*WHAT TO DO*: Output each entry exactly; skip nothing.

Page and application data records:
※
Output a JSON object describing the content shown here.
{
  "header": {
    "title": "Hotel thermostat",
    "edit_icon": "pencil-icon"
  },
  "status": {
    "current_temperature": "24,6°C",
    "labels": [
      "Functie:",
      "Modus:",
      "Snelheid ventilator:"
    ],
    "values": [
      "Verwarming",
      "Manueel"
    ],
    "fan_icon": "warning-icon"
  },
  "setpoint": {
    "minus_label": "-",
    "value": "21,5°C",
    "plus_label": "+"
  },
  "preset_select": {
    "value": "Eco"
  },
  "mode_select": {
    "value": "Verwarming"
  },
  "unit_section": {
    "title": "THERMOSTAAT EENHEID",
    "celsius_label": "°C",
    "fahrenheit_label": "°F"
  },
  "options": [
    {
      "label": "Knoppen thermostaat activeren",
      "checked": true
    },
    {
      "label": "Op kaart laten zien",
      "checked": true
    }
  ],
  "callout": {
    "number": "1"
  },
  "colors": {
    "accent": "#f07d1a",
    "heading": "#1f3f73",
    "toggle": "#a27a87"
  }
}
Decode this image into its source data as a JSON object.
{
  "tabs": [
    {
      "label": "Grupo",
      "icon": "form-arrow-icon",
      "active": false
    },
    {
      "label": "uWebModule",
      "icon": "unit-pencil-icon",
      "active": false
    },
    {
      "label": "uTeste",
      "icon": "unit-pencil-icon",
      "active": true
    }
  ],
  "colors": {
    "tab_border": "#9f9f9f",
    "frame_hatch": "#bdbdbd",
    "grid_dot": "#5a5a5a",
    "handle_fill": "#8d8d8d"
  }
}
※
*RESPONSE TO THIS TASK*:
Output a JSON object describing the content shown here.
{
  "header": {
    "title": "Hotel thermostat",
    "edit_icon": "pencil-icon"
  },
  "status": {
    "current_temperature": "24,6°C",
    "labels": [
      "Functie:",
      "Modus:",
      "Snelheid ventilator:"
    ],
    "values": [
      "Verwarming",
      "Manueel"
    ],
    "fan_icon": "warning-icon"
  },
  "setpoint": {
    "minus_label": "-",
    "value": "21,5°C",
    "plus_label": "+"
  },
  "preset_select": {
    "value": "Eco"
  },
  "mode_select": {
    "value": "Verwarming"
  },
  "unit_section": {
    "title": "THERMOSTAAT EENHEID",
    "celsius_label": "°C",
    "fahrenheit_label": "°F"
  },
  "options": [
    {
      "label": "Knoppen thermostaat activeren",
      "checked": true
    },
    {
      "label": "Op kaart laten zien",
      "checked": true
    }
  ],
  "callout": {
    "number": "1"
  },
  "colors": {
    "accent": "#f07d1a",
    "heading": "#1f3f73",
    "toggle": "#a27a87"
  }
}
Decode this image into its source data as a JSON object.
{
  "tabs": [
    {
      "label": "Grupo",
      "icon": "form-arrow-icon",
      "active": false
    },
    {
      "label": "uWebModule",
      "icon": "unit-pencil-icon",
      "active": false
    },
    {
      "label": "uTeste",
      "icon": "unit-pencil-icon",
      "active": true
    }
  ],
  "colors": {
    "tab_border": "#9f9f9f",
    "frame_hatch": "#bdbdbd",
    "grid_dot": "#5a5a5a",
    "handle_fill": "#8d8d8d"
  }
}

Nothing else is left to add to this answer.